## AIM OF THE TASK:
Look through the material below. Copy every line with the string "HelloController" in it.

## DATA SHOWN:
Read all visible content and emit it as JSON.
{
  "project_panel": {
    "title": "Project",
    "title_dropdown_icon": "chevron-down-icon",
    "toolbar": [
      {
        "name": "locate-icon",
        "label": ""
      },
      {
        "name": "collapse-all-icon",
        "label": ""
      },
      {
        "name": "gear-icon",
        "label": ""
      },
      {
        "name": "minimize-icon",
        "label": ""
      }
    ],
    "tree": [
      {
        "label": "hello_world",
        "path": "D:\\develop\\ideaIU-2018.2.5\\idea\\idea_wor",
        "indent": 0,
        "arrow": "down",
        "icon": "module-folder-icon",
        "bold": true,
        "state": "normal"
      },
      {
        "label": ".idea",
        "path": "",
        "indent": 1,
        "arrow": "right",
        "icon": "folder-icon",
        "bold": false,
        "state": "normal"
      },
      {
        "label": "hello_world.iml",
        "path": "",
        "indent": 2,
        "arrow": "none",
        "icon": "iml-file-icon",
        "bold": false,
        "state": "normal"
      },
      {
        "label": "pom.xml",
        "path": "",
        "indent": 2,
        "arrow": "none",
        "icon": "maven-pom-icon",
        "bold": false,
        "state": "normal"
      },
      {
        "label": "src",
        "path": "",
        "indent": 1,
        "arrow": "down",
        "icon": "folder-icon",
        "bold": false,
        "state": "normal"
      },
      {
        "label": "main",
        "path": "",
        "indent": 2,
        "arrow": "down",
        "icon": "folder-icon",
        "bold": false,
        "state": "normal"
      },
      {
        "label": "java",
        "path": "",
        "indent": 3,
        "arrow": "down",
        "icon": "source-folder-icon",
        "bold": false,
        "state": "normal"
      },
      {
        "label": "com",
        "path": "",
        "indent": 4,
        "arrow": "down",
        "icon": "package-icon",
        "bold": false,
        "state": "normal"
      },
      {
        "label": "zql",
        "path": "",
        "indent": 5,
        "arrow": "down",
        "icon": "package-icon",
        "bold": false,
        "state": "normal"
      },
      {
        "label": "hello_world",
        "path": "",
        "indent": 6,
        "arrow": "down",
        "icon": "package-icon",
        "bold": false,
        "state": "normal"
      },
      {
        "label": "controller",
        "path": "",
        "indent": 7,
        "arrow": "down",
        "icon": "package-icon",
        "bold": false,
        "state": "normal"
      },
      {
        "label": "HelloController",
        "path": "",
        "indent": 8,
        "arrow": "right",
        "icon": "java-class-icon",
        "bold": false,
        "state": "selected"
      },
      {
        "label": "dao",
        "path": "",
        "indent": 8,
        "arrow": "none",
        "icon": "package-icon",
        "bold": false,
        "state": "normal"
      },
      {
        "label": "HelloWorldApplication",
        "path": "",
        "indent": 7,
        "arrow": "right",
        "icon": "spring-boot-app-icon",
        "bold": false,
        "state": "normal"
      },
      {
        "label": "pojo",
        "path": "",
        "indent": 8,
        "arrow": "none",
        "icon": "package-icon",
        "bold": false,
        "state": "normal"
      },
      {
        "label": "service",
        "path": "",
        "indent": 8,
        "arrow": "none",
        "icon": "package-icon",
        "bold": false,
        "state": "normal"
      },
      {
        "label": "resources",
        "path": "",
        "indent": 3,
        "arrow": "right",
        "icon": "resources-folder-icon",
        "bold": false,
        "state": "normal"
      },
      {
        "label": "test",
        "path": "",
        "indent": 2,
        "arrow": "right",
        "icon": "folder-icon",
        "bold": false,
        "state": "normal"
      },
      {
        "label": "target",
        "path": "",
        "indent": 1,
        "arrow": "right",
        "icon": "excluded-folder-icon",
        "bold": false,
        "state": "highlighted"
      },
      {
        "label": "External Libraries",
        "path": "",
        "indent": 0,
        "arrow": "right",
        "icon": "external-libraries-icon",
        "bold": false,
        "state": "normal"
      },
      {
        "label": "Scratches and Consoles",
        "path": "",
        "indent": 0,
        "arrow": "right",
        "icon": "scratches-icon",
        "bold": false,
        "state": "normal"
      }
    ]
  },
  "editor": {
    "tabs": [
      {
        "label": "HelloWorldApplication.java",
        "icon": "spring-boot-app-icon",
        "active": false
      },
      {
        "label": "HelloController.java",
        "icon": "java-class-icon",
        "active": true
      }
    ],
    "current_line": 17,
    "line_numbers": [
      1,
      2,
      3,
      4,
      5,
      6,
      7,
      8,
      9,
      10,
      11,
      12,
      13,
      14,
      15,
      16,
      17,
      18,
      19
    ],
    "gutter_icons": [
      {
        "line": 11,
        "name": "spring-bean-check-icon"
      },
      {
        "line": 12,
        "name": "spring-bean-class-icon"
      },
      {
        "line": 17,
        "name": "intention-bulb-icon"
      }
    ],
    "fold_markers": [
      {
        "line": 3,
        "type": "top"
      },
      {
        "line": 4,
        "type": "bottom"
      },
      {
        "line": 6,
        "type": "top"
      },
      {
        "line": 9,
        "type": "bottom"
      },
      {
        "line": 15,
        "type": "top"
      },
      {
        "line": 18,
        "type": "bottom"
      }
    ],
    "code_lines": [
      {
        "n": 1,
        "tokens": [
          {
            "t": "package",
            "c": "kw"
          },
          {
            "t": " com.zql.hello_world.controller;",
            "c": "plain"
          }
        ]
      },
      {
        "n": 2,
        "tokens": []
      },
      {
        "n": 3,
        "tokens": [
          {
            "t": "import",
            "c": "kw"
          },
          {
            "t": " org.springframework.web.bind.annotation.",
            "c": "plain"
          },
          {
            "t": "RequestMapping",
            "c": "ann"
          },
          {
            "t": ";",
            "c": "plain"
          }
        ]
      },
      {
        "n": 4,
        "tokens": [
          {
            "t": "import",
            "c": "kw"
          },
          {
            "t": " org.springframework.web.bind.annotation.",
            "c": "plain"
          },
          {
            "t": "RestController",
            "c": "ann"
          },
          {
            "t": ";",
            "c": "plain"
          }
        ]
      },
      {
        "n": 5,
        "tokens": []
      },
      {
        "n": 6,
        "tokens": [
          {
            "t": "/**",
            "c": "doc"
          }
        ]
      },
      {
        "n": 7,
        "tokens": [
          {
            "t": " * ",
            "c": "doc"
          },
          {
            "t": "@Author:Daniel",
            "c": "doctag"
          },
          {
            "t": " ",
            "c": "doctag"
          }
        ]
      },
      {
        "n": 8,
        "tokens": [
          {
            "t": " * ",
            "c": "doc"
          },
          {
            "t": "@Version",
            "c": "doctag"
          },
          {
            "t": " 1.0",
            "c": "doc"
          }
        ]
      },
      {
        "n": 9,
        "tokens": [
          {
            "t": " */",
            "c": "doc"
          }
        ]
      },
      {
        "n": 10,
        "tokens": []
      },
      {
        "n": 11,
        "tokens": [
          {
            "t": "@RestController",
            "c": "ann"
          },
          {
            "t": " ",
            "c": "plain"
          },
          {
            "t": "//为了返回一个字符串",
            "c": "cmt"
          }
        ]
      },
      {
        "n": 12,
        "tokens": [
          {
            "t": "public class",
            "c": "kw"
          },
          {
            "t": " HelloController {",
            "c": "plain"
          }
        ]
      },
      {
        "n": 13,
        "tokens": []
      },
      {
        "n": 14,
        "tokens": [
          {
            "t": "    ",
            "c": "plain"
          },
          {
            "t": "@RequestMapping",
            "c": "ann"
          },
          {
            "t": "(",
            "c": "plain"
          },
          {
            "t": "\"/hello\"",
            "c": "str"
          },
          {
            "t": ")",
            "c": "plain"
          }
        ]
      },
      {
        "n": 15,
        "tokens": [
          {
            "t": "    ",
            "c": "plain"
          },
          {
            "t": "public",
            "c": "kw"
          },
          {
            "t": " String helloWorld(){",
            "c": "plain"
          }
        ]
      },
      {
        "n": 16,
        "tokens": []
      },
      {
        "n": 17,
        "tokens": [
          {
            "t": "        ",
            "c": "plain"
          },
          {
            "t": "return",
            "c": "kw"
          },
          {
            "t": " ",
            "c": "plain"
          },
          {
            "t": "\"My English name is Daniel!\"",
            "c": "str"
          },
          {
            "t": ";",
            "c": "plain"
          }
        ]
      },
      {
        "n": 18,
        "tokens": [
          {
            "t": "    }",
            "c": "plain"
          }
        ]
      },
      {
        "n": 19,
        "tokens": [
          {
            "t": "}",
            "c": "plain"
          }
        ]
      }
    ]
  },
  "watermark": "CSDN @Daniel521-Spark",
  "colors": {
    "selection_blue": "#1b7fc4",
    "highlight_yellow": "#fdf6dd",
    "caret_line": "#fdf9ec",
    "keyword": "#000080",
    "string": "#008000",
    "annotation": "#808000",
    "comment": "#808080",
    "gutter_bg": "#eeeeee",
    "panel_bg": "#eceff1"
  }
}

## TASK RESPONSE:
        "label": "HelloController",
        "label": "HelloController.java",
            "t": " HelloController {",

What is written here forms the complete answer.